Paola Dalle Carbonare of Croton, a member of Holy Name of Mary Parish who is participating in the action says, “I’m here as a mother and a Catholic, answering the call of our fantastic leader Pope Francis who is urging us to get to the street and take action to protect Mother Earth.”
Despite objections from residents, scientists, medical professionals, safety experts, and elected officials, the project was approved by the Federal Energy Regulatory Commission (FERC) and also green-lighted by the Nuclear Regulatory Commission. A coalition of groups submitted a “Request for Rehearing” to FERC asking them to revisit the decision in light of expert safety analysis, environmental impacts, and other issues with the approval process. FERC has refused to rule on that request, leaving citizens with no legal recourse to challenge the decision. Given the risks the project poses on a local and global level, this regulatory failure leaves citizens no other options but to take direct action.

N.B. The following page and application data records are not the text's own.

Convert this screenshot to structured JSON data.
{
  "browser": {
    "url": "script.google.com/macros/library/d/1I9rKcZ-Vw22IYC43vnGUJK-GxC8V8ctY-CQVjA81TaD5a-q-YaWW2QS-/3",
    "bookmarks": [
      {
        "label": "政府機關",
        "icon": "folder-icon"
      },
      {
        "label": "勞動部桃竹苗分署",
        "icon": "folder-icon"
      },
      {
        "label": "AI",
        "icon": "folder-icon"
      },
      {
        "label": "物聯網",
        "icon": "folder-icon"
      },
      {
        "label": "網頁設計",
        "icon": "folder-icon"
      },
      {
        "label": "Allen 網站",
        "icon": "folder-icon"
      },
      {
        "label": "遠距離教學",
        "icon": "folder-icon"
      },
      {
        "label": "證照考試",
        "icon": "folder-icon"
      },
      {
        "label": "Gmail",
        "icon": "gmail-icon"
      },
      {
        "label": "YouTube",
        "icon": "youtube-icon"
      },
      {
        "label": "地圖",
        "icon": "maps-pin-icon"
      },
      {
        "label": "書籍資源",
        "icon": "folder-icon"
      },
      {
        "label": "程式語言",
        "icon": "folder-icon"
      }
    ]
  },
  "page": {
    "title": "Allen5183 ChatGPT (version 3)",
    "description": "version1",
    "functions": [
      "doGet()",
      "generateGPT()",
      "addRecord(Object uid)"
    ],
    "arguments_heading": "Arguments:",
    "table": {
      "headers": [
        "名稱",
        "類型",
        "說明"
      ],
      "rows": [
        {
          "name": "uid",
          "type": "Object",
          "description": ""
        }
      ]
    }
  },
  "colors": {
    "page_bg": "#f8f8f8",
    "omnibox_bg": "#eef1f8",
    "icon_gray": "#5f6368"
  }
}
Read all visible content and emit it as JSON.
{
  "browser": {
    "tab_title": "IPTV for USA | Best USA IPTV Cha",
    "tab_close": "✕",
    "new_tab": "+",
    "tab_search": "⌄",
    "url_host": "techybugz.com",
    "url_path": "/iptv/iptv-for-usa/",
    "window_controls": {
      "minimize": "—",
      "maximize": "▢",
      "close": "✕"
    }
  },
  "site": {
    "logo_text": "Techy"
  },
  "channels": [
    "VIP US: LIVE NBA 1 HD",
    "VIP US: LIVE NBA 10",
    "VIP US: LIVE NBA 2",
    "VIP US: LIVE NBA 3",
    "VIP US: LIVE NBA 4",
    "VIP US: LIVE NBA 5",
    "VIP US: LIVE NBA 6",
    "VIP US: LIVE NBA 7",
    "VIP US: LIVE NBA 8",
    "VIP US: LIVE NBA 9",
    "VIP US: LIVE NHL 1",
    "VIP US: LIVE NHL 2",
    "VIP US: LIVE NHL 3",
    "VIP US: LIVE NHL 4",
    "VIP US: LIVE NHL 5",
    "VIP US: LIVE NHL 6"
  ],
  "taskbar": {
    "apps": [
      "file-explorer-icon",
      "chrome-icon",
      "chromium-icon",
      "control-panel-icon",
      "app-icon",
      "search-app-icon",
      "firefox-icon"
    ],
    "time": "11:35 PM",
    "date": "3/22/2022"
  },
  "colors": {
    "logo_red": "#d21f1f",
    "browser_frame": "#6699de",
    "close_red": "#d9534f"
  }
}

Paul Stark, a Peekskill resident and founder of People Preventing Pipelines, describes the situation this way: “The methane industry has rewritten laws and captured Federal regulators, disenfranchising ordinary citizens and local governments. Action is our only chance to stop this.”
Following on that sense of urgency, when asked what they hoped to accomplish today Carbonare said, “I deeply believe, as per Patty Smyth’s words, that ‘the people have the power to redeem the work of fools.’” Added Williams, “World leaders can talk all they want, but it will be citizens across the world standing in solidarity that will bring about the change we need to save ourselves.”